Everybody knows that Genghis Khan was a blood-thirsty barbarian, right? Not so fast, says Jack Weatherford in Genghis Khan and the Making of the Modern World. Weatherford, a professor in the Anthropology Department at Macalester College, argues that in many ways Genghis Khan was far ahead of his European and Asian contemporaries in terms of human rights and what we would today recognize as progressive values.
Among the Mongols’ advanced ideas that Weatherford cites, perhaps their dedication to religious freedom stands out most. As they sacked cities throughout Asia and into Eastern Europe, the Mongols always displayed mercy and respect to religious figures from every faith they encountered. Genghis Khan himself was a traditional Mongolian shamanist, worshiping the Great Blue Sky, but he honored Buddhist monks, Muslim mullahs and Christian priests alike, sparing them even when their cities refused to submit, at which time the Mongols generally slew most of the citizens as a warning to other municipalities.

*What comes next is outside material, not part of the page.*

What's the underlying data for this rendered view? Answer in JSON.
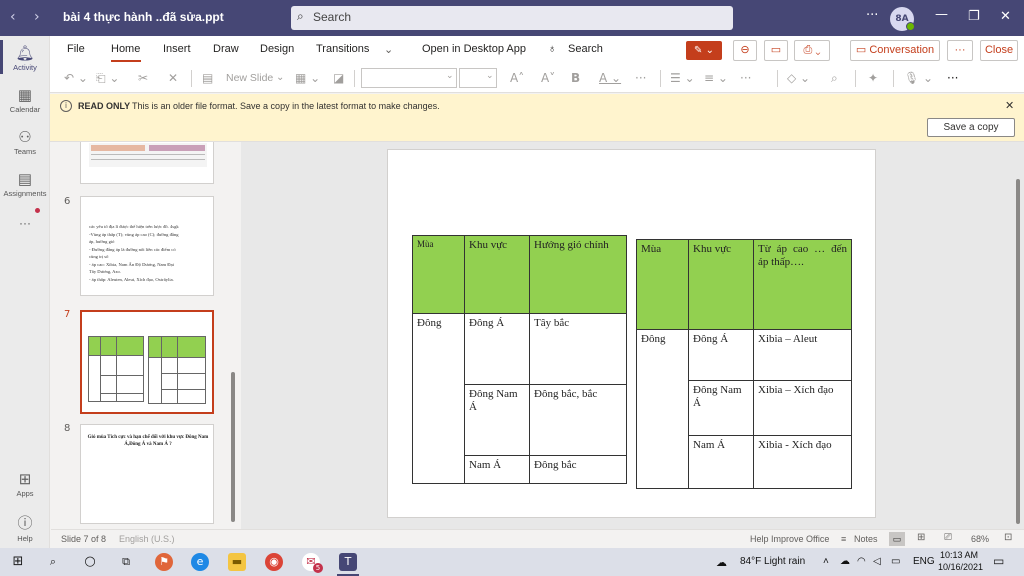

The founder of the Mongol Empire also enforced the concept of diplomatic immunity, ensuring absolute protection of emissaries from other lands, and flying into a fury whenever Mongol emissaries and messengers were abused or killed. Genghis Khan abolished the practice of torture, outlawed cruel and unusual judicial punishments, and banned the practice of stealing brides – all in a time when such practices were widespread in Europe and Asia, and more than 300 years before the Spanish Inquisition.
Weatherford makes these points in a highly engaging and readable fashion. He turns a critical scholarly eye on previous primary and secondary sources, seeking out an accurate reading. This is particularly important with the primary sources, which many previous authors have accepted at face value. Our one remaining Mongol document retelling the story of Genghis Khan’s rise and rule is the Secret History of the Mongols, which is often indirect in style and obviously was written in praise of the great khan. The other primary sources, from places like China and Persia, were written by citizens of the targets of the Mongol expansion. As such, they reflect the terror that people felt at the approach of the Mongols, but they are far from being unbiased sources.

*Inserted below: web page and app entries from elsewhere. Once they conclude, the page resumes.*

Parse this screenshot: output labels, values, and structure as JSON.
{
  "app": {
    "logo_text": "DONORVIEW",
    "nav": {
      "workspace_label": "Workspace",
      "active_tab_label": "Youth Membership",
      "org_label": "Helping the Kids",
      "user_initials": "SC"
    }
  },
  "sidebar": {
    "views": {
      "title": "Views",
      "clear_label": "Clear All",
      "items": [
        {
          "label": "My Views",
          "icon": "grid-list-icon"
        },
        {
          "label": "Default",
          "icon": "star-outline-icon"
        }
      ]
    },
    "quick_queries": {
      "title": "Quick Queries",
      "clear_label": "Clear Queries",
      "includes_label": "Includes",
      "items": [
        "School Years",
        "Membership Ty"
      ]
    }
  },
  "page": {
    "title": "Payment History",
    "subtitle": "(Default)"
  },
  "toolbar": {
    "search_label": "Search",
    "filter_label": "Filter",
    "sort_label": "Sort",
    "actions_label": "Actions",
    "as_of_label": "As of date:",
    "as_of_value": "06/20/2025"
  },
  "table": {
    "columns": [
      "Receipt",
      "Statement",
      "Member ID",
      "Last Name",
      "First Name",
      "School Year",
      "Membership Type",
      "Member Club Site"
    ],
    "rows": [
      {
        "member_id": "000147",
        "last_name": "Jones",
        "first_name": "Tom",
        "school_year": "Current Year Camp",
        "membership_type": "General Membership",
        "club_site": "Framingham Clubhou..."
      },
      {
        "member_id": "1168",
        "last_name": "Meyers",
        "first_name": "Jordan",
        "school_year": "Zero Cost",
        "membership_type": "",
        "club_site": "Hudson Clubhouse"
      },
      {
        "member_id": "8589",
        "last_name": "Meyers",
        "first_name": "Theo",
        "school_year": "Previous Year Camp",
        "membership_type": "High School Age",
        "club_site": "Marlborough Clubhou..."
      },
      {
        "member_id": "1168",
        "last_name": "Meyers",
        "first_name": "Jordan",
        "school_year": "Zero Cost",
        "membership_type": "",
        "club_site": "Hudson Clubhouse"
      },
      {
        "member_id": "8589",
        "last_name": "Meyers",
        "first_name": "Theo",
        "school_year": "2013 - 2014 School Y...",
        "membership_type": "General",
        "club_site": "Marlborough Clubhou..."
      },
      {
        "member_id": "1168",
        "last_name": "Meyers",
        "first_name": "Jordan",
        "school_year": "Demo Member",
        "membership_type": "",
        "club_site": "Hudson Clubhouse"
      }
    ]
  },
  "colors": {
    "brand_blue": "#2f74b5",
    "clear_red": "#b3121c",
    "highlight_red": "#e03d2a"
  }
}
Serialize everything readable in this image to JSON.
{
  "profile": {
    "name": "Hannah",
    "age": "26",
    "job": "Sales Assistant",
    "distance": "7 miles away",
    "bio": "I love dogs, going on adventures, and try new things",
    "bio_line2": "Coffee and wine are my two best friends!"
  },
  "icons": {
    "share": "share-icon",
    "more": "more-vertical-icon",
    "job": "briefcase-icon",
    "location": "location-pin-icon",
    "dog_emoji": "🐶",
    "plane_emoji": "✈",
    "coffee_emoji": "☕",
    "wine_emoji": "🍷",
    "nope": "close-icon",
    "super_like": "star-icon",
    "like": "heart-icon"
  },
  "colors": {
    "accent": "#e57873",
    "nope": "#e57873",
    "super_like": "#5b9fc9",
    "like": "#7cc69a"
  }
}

Genghis Khan and the Making of the Modern World is an exceptional piece of revisionist history. I highly recommend it to anyone with an interest in the creation and governance of the Mongol Empire. For a more standard history of the Mongol Empire, see also The Rise and Fall of the Second Largest Empire in History: How Genghis Khan’s Mongols Almost Conquered the World, by Thomas Craughwell.